The team, led by Aydogan Ozcan, associate professor of electrical engineering and bioengineering, developed a novel lensless computational imaging platform that accurately tracked more than 24,000 individual sperm cells in a large volume. This involved observing the individual rotations of each sperm cell, including helical movement patterns, rotation speed, and linear and curved distances traveled.
Observing human sperm cells has generally been limited to conventional lens-based optical microscopes. The small size of a sperm head (about 3 to 4 micrometers), requires a high-magnification lens to observe its motion, and sperm cells’ relatively fast speed (about 20 to 100 micrometers per second) make it difficult to track them over time as they move in three dimensions, into and out of the microscope’s small observation field.
To address these challenges, the UCLA team developed a computational lens-free, on-chip imaging platform that uses the holographic shadows of sperm cells. Lens-free images of the sperm cells were acquired simultaneously using two different wavelengths of light, one red and one blue. These two light sources were set 45 degrees apart from one another, creating separate shadows at each color of illumination.
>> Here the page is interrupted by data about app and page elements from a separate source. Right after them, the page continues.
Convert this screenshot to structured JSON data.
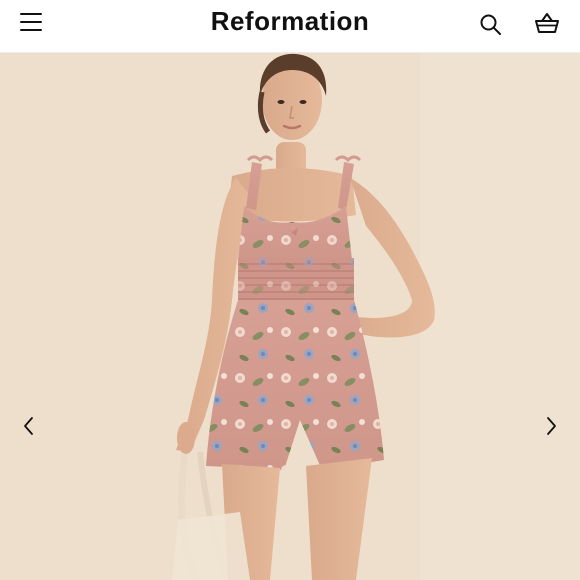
{
  "header": {
    "brand": "Reformation",
    "menu_icon": "hamburger-menu-icon",
    "search_icon": "search-icon",
    "cart_icon": "shopping-basket-icon"
  },
  "gallery": {
    "image": "model-wearing-pink-floral-ruffle-strap-romper",
    "prev_icon": "chevron-left-icon",
    "next_icon": "chevron-right-icon"
  },
  "colors": {
    "background": "#efe0cd",
    "garment": "#d9a096",
    "text": "#111111"
  }
}
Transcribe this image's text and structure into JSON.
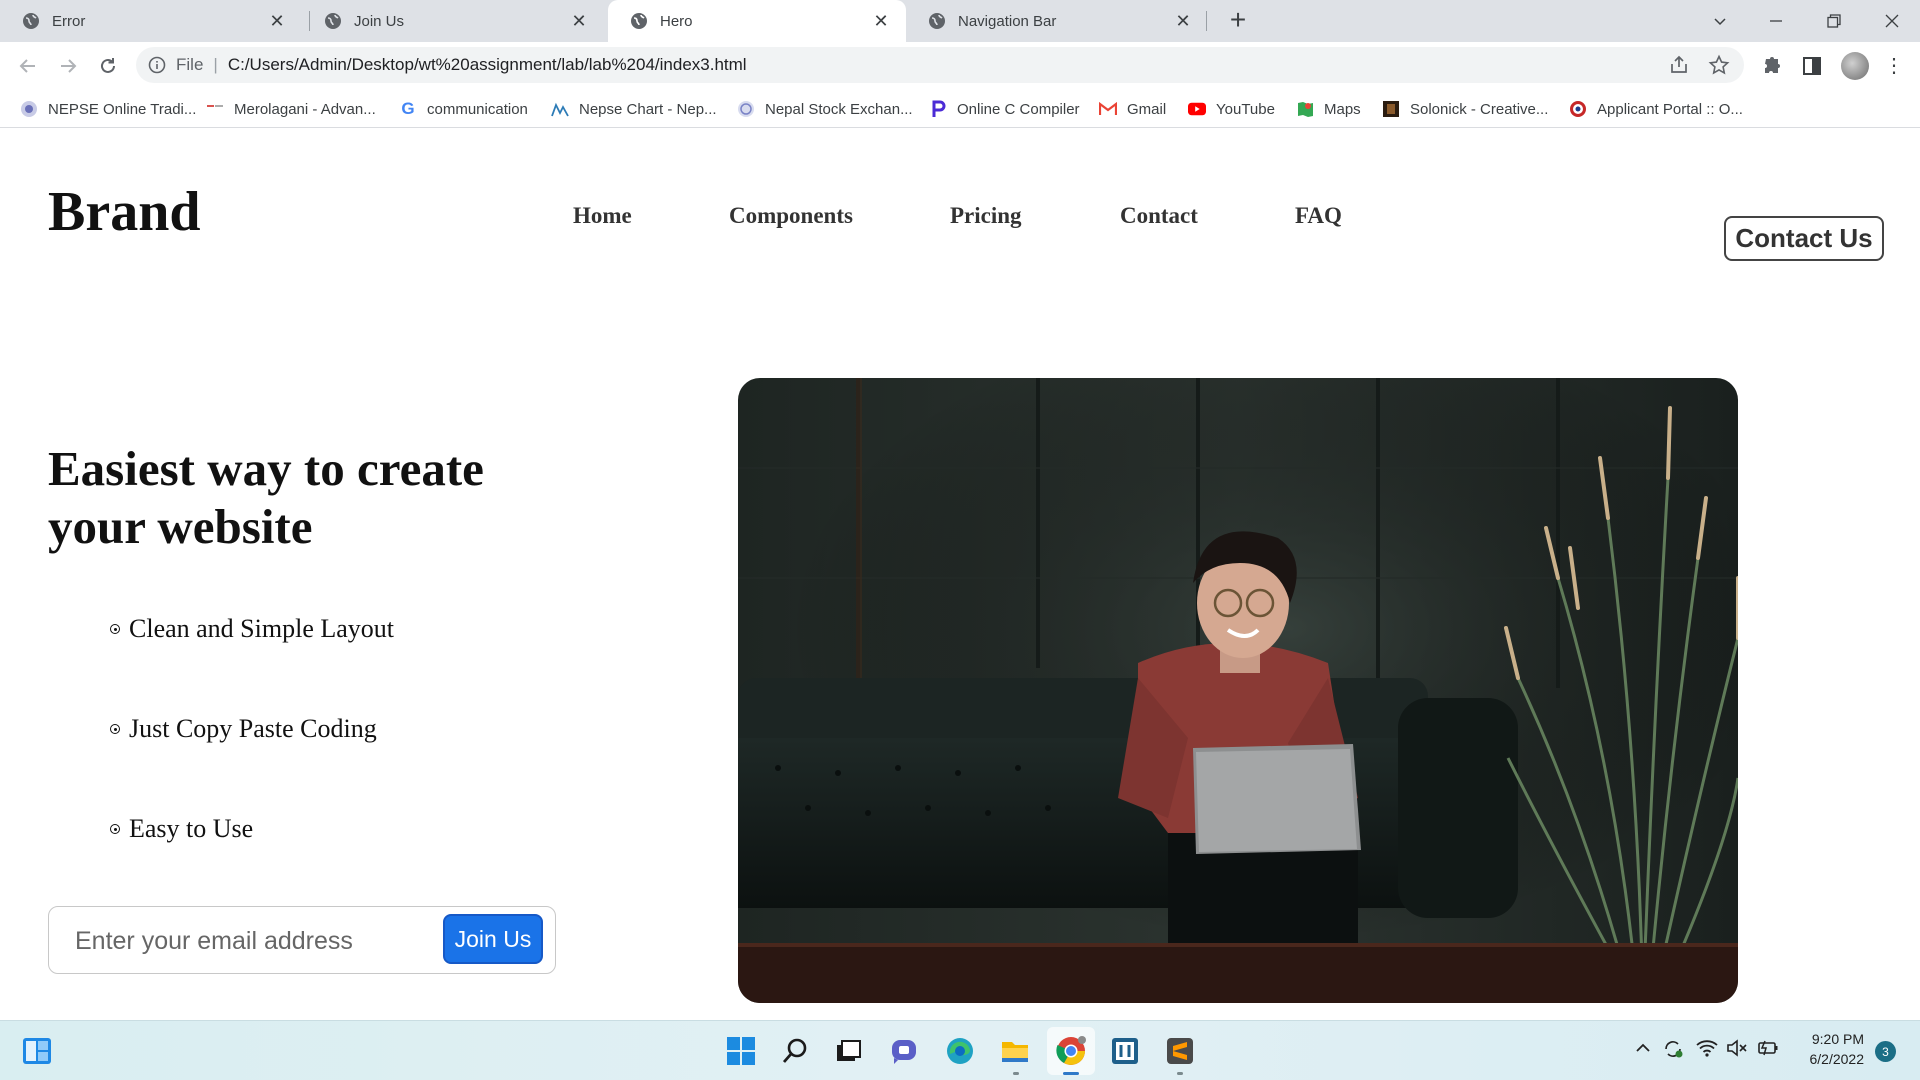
{
  "browser": {
    "tabs": [
      {
        "title": "Error",
        "active": false
      },
      {
        "title": "Join Us",
        "active": false
      },
      {
        "title": "Hero",
        "active": true
      },
      {
        "title": "Navigation Bar",
        "active": false
      }
    ],
    "address": {
      "scheme_label": "File",
      "url": "C:/Users/Admin/Desktop/wt%20assignment/lab/lab%204/index3.html"
    },
    "bookmarks": [
      {
        "label": "NEPSE Online Tradi...",
        "icon": "nepse-icon"
      },
      {
        "label": "Merolagani - Advan...",
        "icon": "merolagani-icon"
      },
      {
        "label": "communication",
        "icon": "google-icon"
      },
      {
        "label": "Nepse Chart - Nep...",
        "icon": "nepse-chart-icon"
      },
      {
        "label": "Nepal Stock Exchan...",
        "icon": "nepal-stock-icon"
      },
      {
        "label": "Online C Compiler",
        "icon": "programiz-icon"
      },
      {
        "label": "Gmail",
        "icon": "gmail-icon"
      },
      {
        "label": "YouTube",
        "icon": "youtube-icon"
      },
      {
        "label": "Maps",
        "icon": "maps-icon"
      },
      {
        "label": "Solonick - Creative...",
        "icon": "solonick-icon"
      },
      {
        "label": "Applicant Portal :: O...",
        "icon": "applicant-portal-icon"
      }
    ]
  },
  "site": {
    "brand": "Brand",
    "nav": [
      "Home",
      "Components",
      "Pricing",
      "Contact",
      "FAQ"
    ],
    "contact_button": "Contact Us",
    "hero": {
      "title": "Easiest way to create your website",
      "features": [
        "Clean and Simple Layout",
        "Just Copy Paste Coding",
        "Easy to Use"
      ],
      "email_placeholder": "Enter your email address",
      "join_button": "Join Us",
      "image_alt": "woman-with-laptop-on-leather-sofa"
    }
  },
  "taskbar": {
    "time": "9:20 PM",
    "date": "6/2/2022",
    "notification_count": "3"
  },
  "colors": {
    "tabstrip": "#dee1e6",
    "join_button": "#1a73e8",
    "taskbar": "#dcedf1"
  }
}
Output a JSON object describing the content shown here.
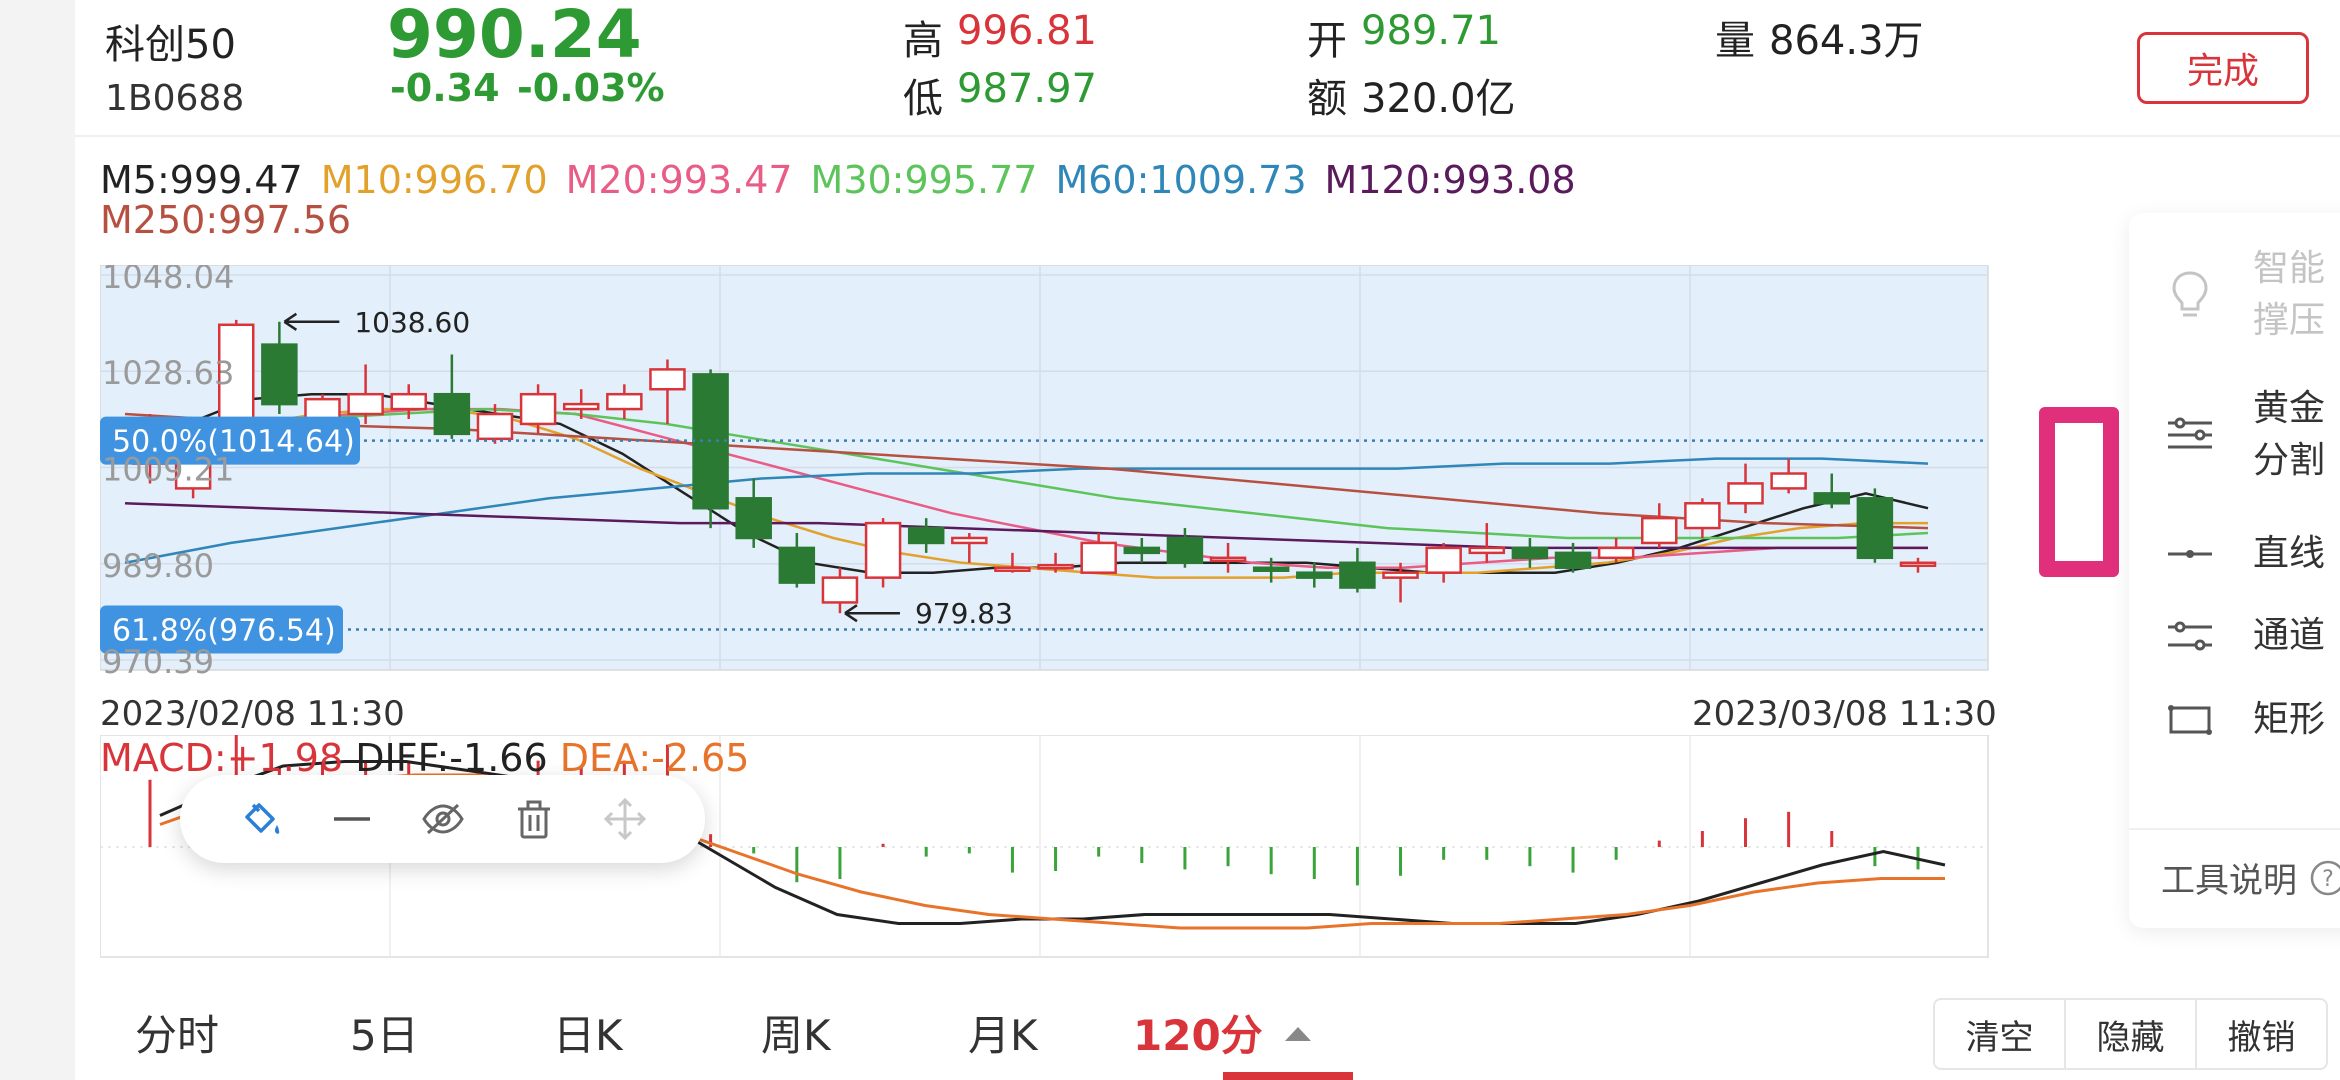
{
  "header": {
    "stock_name": "科创50",
    "stock_code": "1B0688",
    "price": "990.24",
    "change": "-0.34",
    "change_pct": "-0.03%",
    "high_label": "高",
    "high_value": "996.81",
    "low_label": "低",
    "low_value": "987.97",
    "open_label": "开",
    "open_value": "989.71",
    "amount_label": "额",
    "amount_value": "320.0亿",
    "volume_label": "量",
    "volume_value": "864.3万",
    "done_button": "完成"
  },
  "ma_legend": [
    {
      "text": "M5:999.47",
      "color": "#222222"
    },
    {
      "text": "M10:996.70",
      "color": "#e2a12a"
    },
    {
      "text": "M20:993.47",
      "color": "#e85c86"
    },
    {
      "text": "M30:995.77",
      "color": "#5cc45a"
    },
    {
      "text": "M60:1009.73",
      "color": "#2f86b8"
    },
    {
      "text": "M120:993.08",
      "color": "#5b1a5c"
    },
    {
      "text": "M250:997.56",
      "color": "#b65142"
    }
  ],
  "chart_data": {
    "type": "candlestick",
    "y_ticks": [
      "1048.04",
      "1028.63",
      "1009.21",
      "989.80",
      "970.39"
    ],
    "ylim": [
      970.39,
      1048.04
    ],
    "x_start_label": "2023/02/08 11:30",
    "x_end_label": "2023/03/08 11:30",
    "max_annotation": "1038.60",
    "min_annotation": "979.83",
    "fib_levels": [
      {
        "label": "50.0%(1014.64)",
        "value": 1014.64
      },
      {
        "label": "61.8%(976.54)",
        "value": 976.54
      }
    ],
    "candles": [
      {
        "o": 1010,
        "c": 1018,
        "h": 1020,
        "l": 1006
      },
      {
        "o": 1005,
        "c": 1012,
        "h": 1014,
        "l": 1003
      },
      {
        "o": 1018,
        "c": 1038,
        "h": 1039,
        "l": 1016
      },
      {
        "o": 1034,
        "c": 1022,
        "h": 1038.6,
        "l": 1020
      },
      {
        "o": 1018,
        "c": 1023,
        "h": 1024,
        "l": 1016
      },
      {
        "o": 1020,
        "c": 1024,
        "h": 1030,
        "l": 1018
      },
      {
        "o": 1021,
        "c": 1024,
        "h": 1026,
        "l": 1019
      },
      {
        "o": 1024,
        "c": 1016,
        "h": 1032,
        "l": 1015
      },
      {
        "o": 1015,
        "c": 1020,
        "h": 1022,
        "l": 1014
      },
      {
        "o": 1018,
        "c": 1024,
        "h": 1026,
        "l": 1016
      },
      {
        "o": 1021,
        "c": 1022,
        "h": 1025,
        "l": 1019
      },
      {
        "o": 1021,
        "c": 1024,
        "h": 1026,
        "l": 1019
      },
      {
        "o": 1025,
        "c": 1029,
        "h": 1031,
        "l": 1018
      },
      {
        "o": 1028,
        "c": 1001,
        "h": 1029,
        "l": 997
      },
      {
        "o": 1003,
        "c": 995,
        "h": 1007,
        "l": 993
      },
      {
        "o": 993,
        "c": 986,
        "h": 996,
        "l": 985
      },
      {
        "o": 982,
        "c": 987,
        "h": 989,
        "l": 979.83
      },
      {
        "o": 987,
        "c": 998,
        "h": 999,
        "l": 985
      },
      {
        "o": 997,
        "c": 994,
        "h": 999,
        "l": 992
      },
      {
        "o": 994,
        "c": 995,
        "h": 996,
        "l": 990
      },
      {
        "o": 989,
        "c": 989,
        "h": 992,
        "l": 988
      },
      {
        "o": 989,
        "c": 989.5,
        "h": 992,
        "l": 988
      },
      {
        "o": 988,
        "c": 994,
        "h": 996,
        "l": 988
      },
      {
        "o": 993,
        "c": 992,
        "h": 995,
        "l": 990
      },
      {
        "o": 995,
        "c": 990,
        "h": 997,
        "l": 989
      },
      {
        "o": 991,
        "c": 991,
        "h": 994,
        "l": 988
      },
      {
        "o": 989,
        "c": 988.5,
        "h": 991,
        "l": 986
      },
      {
        "o": 988,
        "c": 987,
        "h": 990,
        "l": 985
      },
      {
        "o": 990,
        "c": 985,
        "h": 993,
        "l": 984
      },
      {
        "o": 987,
        "c": 988,
        "h": 990,
        "l": 982
      },
      {
        "o": 988,
        "c": 993,
        "h": 994,
        "l": 986
      },
      {
        "o": 992,
        "c": 993,
        "h": 998,
        "l": 990
      },
      {
        "o": 993,
        "c": 991,
        "h": 995,
        "l": 989
      },
      {
        "o": 992,
        "c": 989,
        "h": 994,
        "l": 988
      },
      {
        "o": 991,
        "c": 993,
        "h": 995,
        "l": 990
      },
      {
        "o": 994,
        "c": 999,
        "h": 1002,
        "l": 993
      },
      {
        "o": 997,
        "c": 1002,
        "h": 1003,
        "l": 995
      },
      {
        "o": 1002,
        "c": 1006,
        "h": 1010,
        "l": 1000
      },
      {
        "o": 1005,
        "c": 1008,
        "h": 1011,
        "l": 1004
      },
      {
        "o": 1004,
        "c": 1002,
        "h": 1008,
        "l": 1001
      },
      {
        "o": 1003,
        "c": 991,
        "h": 1005,
        "l": 990
      },
      {
        "o": 990,
        "c": 990,
        "h": 991,
        "l": 988
      }
    ],
    "ma_series": [
      {
        "name": "M5",
        "color": "#222222",
        "values": [
          1012,
          1018,
          1023,
          1024,
          1024,
          1022,
          1020,
          1018,
          1012,
          1004,
          996,
          990,
          988,
          988,
          989,
          989,
          990,
          990,
          990,
          990,
          989,
          988,
          988,
          988,
          990,
          993,
          997,
          1001,
          1004,
          1001
        ]
      },
      {
        "name": "M10",
        "color": "#e2a12a",
        "values": [
          1010,
          1015,
          1018,
          1020,
          1021,
          1021,
          1019,
          1015,
          1009,
          1004,
          999,
          995,
          992,
          990,
          989,
          988,
          987,
          987,
          987,
          988,
          988,
          988,
          989,
          990,
          992,
          995,
          997,
          998,
          998
        ]
      },
      {
        "name": "M20",
        "color": "#e85c86",
        "values": [
          1012,
          1016,
          1018,
          1020,
          1021,
          1021,
          1020,
          1016,
          1012,
          1008,
          1004,
          1000,
          997,
          994,
          992,
          990,
          989,
          989,
          990,
          991,
          991,
          992,
          993,
          993,
          993
        ]
      },
      {
        "name": "M30",
        "color": "#5cc45a",
        "values": [
          1015,
          1018,
          1019,
          1020,
          1021,
          1020,
          1018,
          1015,
          1012,
          1009,
          1006,
          1003,
          1001,
          999,
          997,
          996,
          995,
          995,
          995,
          995,
          996
        ]
      },
      {
        "name": "M60",
        "color": "#2f86b8",
        "values": [
          990,
          994,
          997,
          1000,
          1003,
          1005,
          1007,
          1008,
          1008,
          1009,
          1009,
          1009,
          1009,
          1010,
          1010,
          1011,
          1011,
          1010
        ]
      },
      {
        "name": "M120",
        "color": "#5b1a5c",
        "values": [
          1002,
          1001,
          1000,
          999,
          998,
          998,
          997,
          996,
          995,
          994,
          993,
          993,
          993,
          993
        ]
      },
      {
        "name": "M250",
        "color": "#b65142",
        "values": [
          1020,
          1018,
          1017,
          1015,
          1013,
          1011,
          1009,
          1006,
          1003,
          1000,
          998,
          997
        ]
      }
    ],
    "macd": {
      "macd_label": "MACD:+1.98",
      "diff_label": "DIFF:-1.66",
      "dea_label": "DEA:-2.65"
    }
  },
  "float_toolbar": {
    "icons": [
      "paint-bucket-icon",
      "line-style-icon",
      "eye-off-icon",
      "trash-icon",
      "move-icon"
    ]
  },
  "side_panel": {
    "items": [
      {
        "label": "智能撑压",
        "icon": "lightbulb-icon",
        "disabled": true
      },
      {
        "label": "黄金分割",
        "icon": "golden-section-icon",
        "disabled": false
      },
      {
        "label": "直线",
        "icon": "line-icon",
        "disabled": false
      },
      {
        "label": "通道",
        "icon": "channel-icon",
        "disabled": false
      },
      {
        "label": "矩形",
        "icon": "rectangle-icon",
        "disabled": false
      }
    ],
    "tool_desc": "工具说明"
  },
  "bottom_tabs": [
    "分时",
    "5日",
    "日K",
    "周K",
    "月K",
    "120分"
  ],
  "active_tab": "120分",
  "actions": [
    "清空",
    "隐藏",
    "撤销"
  ]
}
The team found that about 4 to 5 percent of the sperm cells within the sample moved in a very tight helical, or corkscrew, motion. Such movement patterns had a helix radius of about 0.5 to 3.0 micrometers, a helical rotation speed of three to 20 rotations per second, and a linear speed of 20 to 100 micrometers per second.
The research is published online in the peer-reviewed journal Proceedings of the National Academy of Sciences.
“Our results demonstrate the unique capabilities of this high-throughput, on-chip computational imaging platform by resolving the tight and rapidly evolving, rare helical trajectories of motile human sperms, as well as by revealing their statistical behavior,” Ozcan said. “This powerful lens-free imaging platform can also provide a high-throughput tool to rapidly quantify the impact of, for example, various stimuli, chemicals and drugs on the 3-D swimming patterns of sperms.”
The research was supported by a Presidential Early Career Award for Scientists and Engineers, an Army Research Office Young Investigator Award, a National Science Foundation CAREER Award, an Office of Naval Research Young Investigator Award, and the National Institutes of Health.
The UCLA Henry Samueli School of Engineering and Applied Science, established in 1945, offers 28 academic and professional degree programs and has an enrollment of more than 5,000 students. The school’s distinguished faculty are leading research to address many of the critical challenges of the 21st century, including renewable energy, clean water, health care, wireless sensing and networking, and cybersecurity. Ranked among the top 10 engineering schools at public universities nationwide, the school is home to nine multimillion-dollar interdisciplinary research centers in wireless sensor systems, wireless health, nanoelectronics, nanomedicine, renewable energy, customized computing, the smart grid, and the Internet, all funded by federal and private agencies and individual donors.